Lines containing the word "paragraph" are to be copied from the data below.

━━ Exercise input ━━

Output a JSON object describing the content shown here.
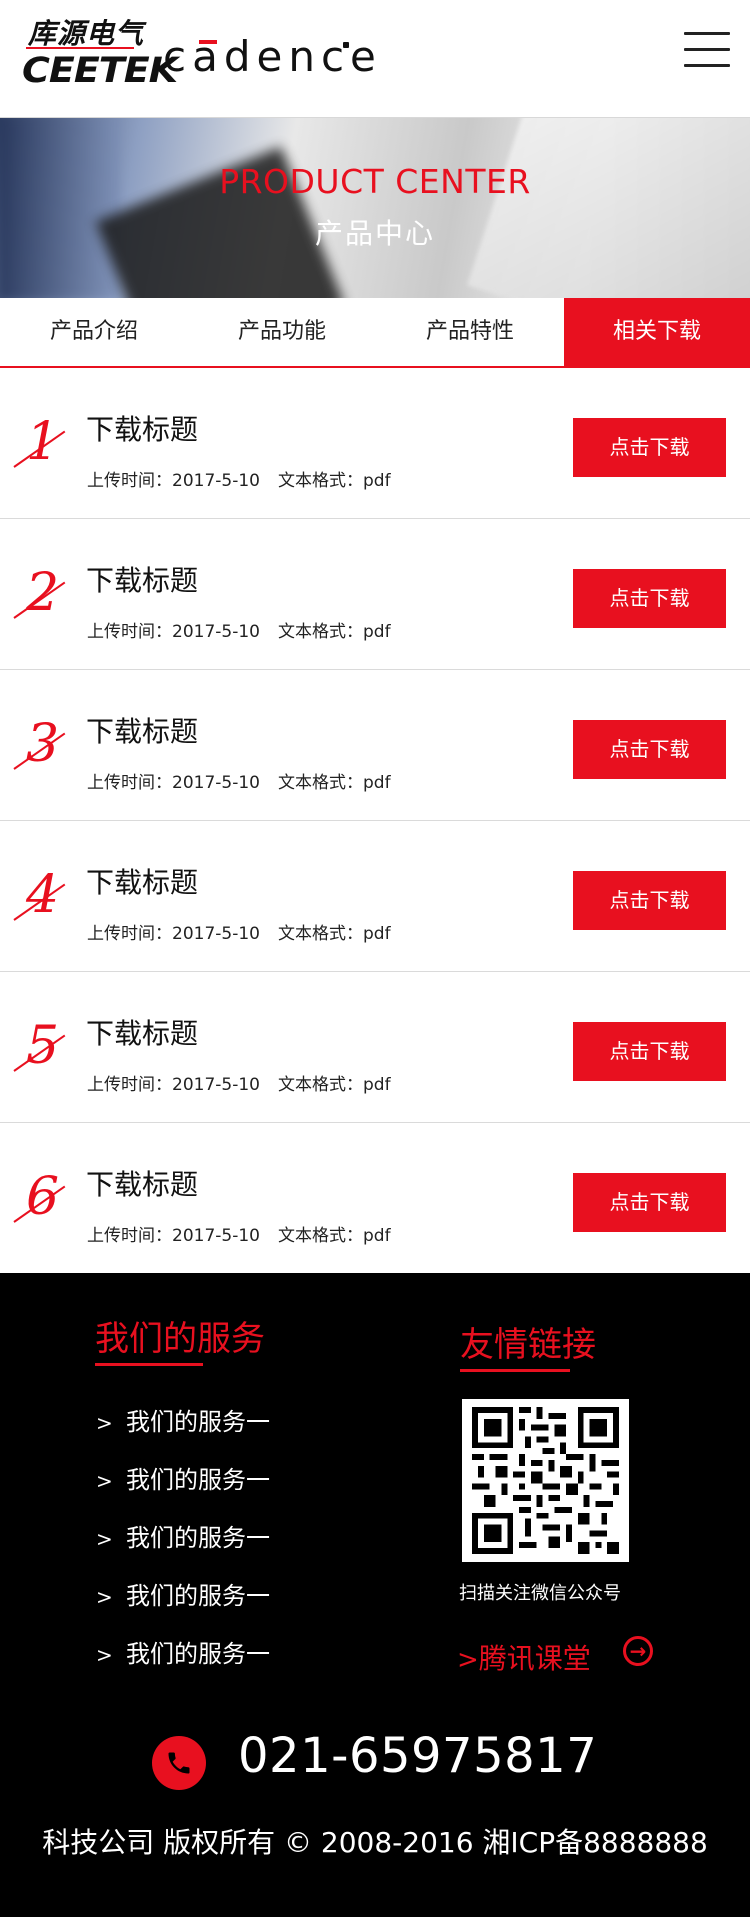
{
  "header": {
    "logo_cn": "库源电气",
    "logo_en": "CEETEK",
    "partner_logo": "cadence",
    "menu_icon": "hamburger-menu-icon"
  },
  "banner": {
    "title_en": "PRODUCT CENTER",
    "title_cn": "产品中心"
  },
  "tabs": [
    {
      "label": "产品介绍",
      "active": false
    },
    {
      "label": "产品功能",
      "active": false
    },
    {
      "label": "产品特性",
      "active": false
    },
    {
      "label": "相关下载",
      "active": true
    }
  ],
  "downloads": [
    {
      "num": "1",
      "title": "下载标题",
      "upload": "上传时间：2017-5-10",
      "format": "文本格式：pdf",
      "button": "点击下载"
    },
    {
      "num": "2",
      "title": "下载标题",
      "upload": "上传时间：2017-5-10",
      "format": "文本格式：pdf",
      "button": "点击下载"
    },
    {
      "num": "3",
      "title": "下载标题",
      "upload": "上传时间：2017-5-10",
      "format": "文本格式：pdf",
      "button": "点击下载"
    },
    {
      "num": "4",
      "title": "下载标题",
      "upload": "上传时间：2017-5-10",
      "format": "文本格式：pdf",
      "button": "点击下载"
    },
    {
      "num": "5",
      "title": "下载标题",
      "upload": "上传时间：2017-5-10",
      "format": "文本格式：pdf",
      "button": "点击下载"
    },
    {
      "num": "6",
      "title": "下载标题",
      "upload": "上传时间：2017-5-10",
      "format": "文本格式：pdf",
      "button": "点击下载"
    }
  ],
  "footer": {
    "services_title": "我们的服务",
    "services": [
      "我们的服务一",
      "我们的服务一",
      "我们的服务一",
      "我们的服务一",
      "我们的服务一"
    ],
    "links_title": "友情链接",
    "qr_caption": "扫描关注微信公众号",
    "tencent_link": "腾讯课堂",
    "phone": "021-65975817",
    "copyright": "科技公司 版权所有 © 2008-2016 湘ICP备8888888"
  },
  "colors": {
    "accent": "#e8101f",
    "footer_bg": "#000000"
  }
}
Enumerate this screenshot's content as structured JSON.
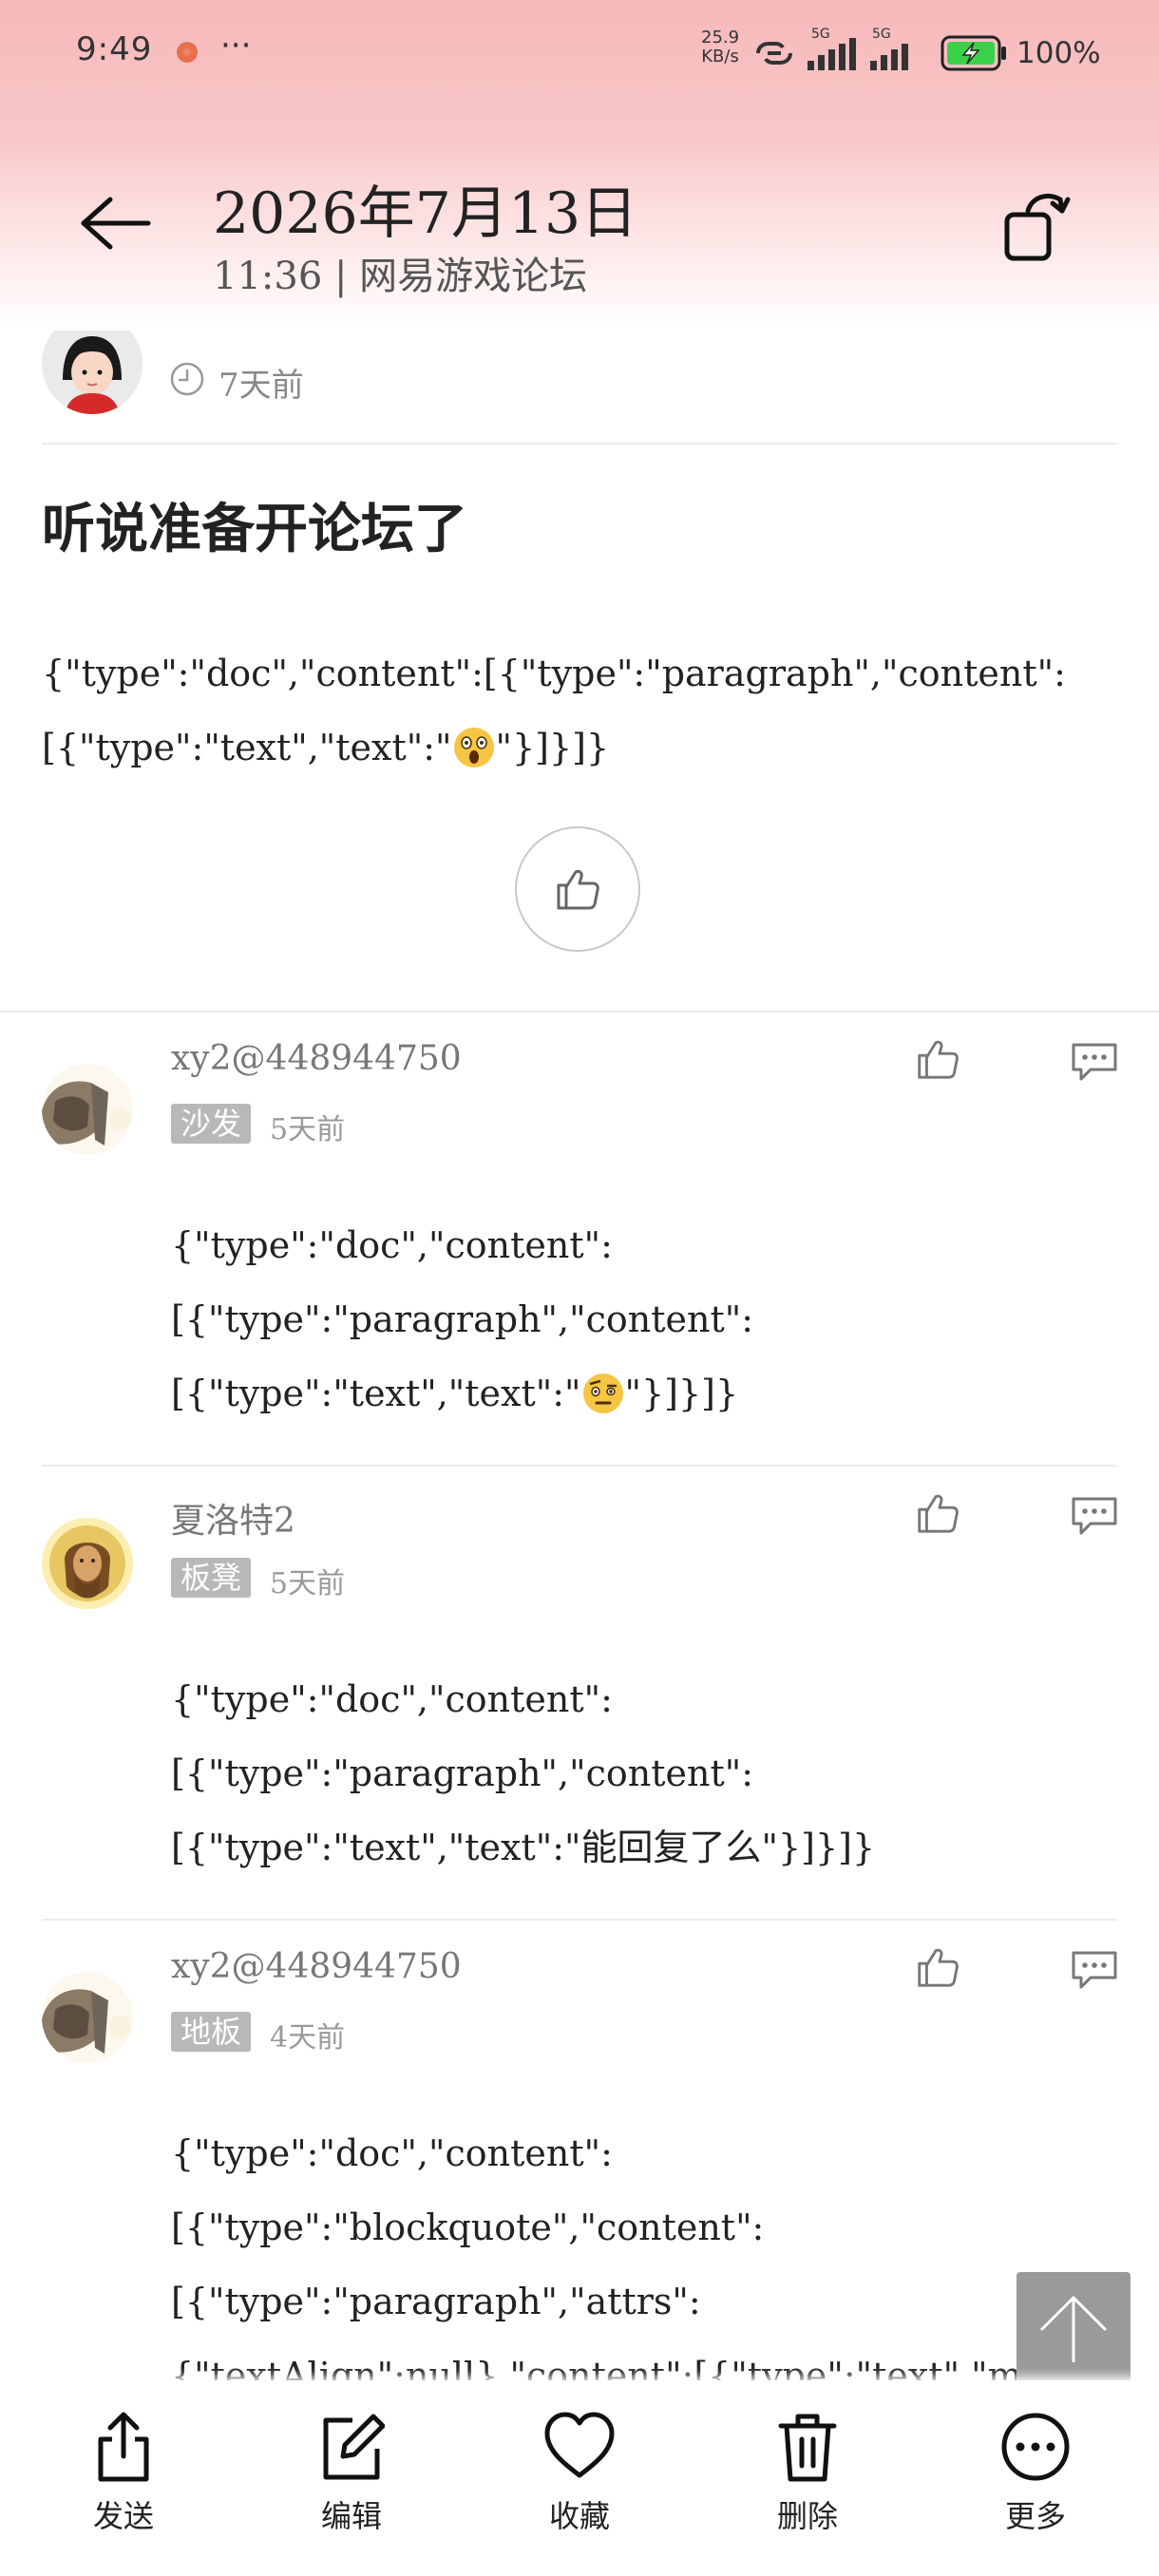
{
  "status_bar": {
    "time": "9:49",
    "dots": "···",
    "net_speed_value": "25.9",
    "net_speed_unit": "KB/s",
    "signal_1": "5G",
    "signal_2": "5G",
    "battery": "100%"
  },
  "header": {
    "date": "2026年7月13日",
    "subtitle": "11:36 | 网易游戏论坛",
    "back_icon": "arrow-left-icon",
    "rotate_icon": "rotate-screen-icon"
  },
  "post": {
    "time_ago": "7天前",
    "title": "听说准备开论坛了",
    "body_line_1": "{\"type\":\"doc\",\"content\":[{\"type\":\"paragraph\",\"content\":",
    "body_line_2_prefix": "[{\"type\":\"text\",\"text\":\"",
    "body_line_2_suffix": "\"}]}]}",
    "emoji": "astonished-face"
  },
  "replies": [
    {
      "user": "xy2@448944750",
      "floor": "沙发",
      "time_ago": "5天前",
      "lines": [
        "{\"type\":\"doc\",\"content\":",
        "[{\"type\":\"paragraph\",\"content\":",
        "[{\"type\":\"text\",\"text\":\""
      ],
      "line3_suffix": "\"}]}]}",
      "emoji": "face-with-raised-eyebrow"
    },
    {
      "user": "夏洛特2",
      "floor": "板凳",
      "time_ago": "5天前",
      "lines": [
        "{\"type\":\"doc\",\"content\":",
        "[{\"type\":\"paragraph\",\"content\":",
        "[{\"type\":\"text\",\"text\":\"能回复了么\"}]}]}"
      ]
    },
    {
      "user": "xy2@448944750",
      "floor": "地板",
      "time_ago": "4天前",
      "lines": [
        "{\"type\":\"doc\",\"content\":",
        "[{\"type\":\"blockquote\",\"content\":",
        "[{\"type\":\"paragraph\",\"attrs\":",
        "{\"textAlign\":null},\"content\":[{\"type\":\"text\",\"marks\":"
      ]
    }
  ],
  "bottom_bar": {
    "send": "发送",
    "edit": "编辑",
    "favorite": "收藏",
    "delete": "删除",
    "more": "更多"
  },
  "colors": {
    "header_top": "#f6b9bb",
    "badge_bg": "#b8b8b8",
    "scroll_top_bg": "#9a9a9a",
    "battery_green": "#3bd14b"
  }
}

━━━

Answer to the problem:
    "body_line_1": "{\"type\":\"doc\",\"content\":[{\"type\":\"paragraph\",\"content\":",
        "[{\"type\":\"paragraph\",\"content\":",
        "[{\"type\":\"paragraph\",\"content\":",
        "[{\"type\":\"paragraph\",\"attrs\":",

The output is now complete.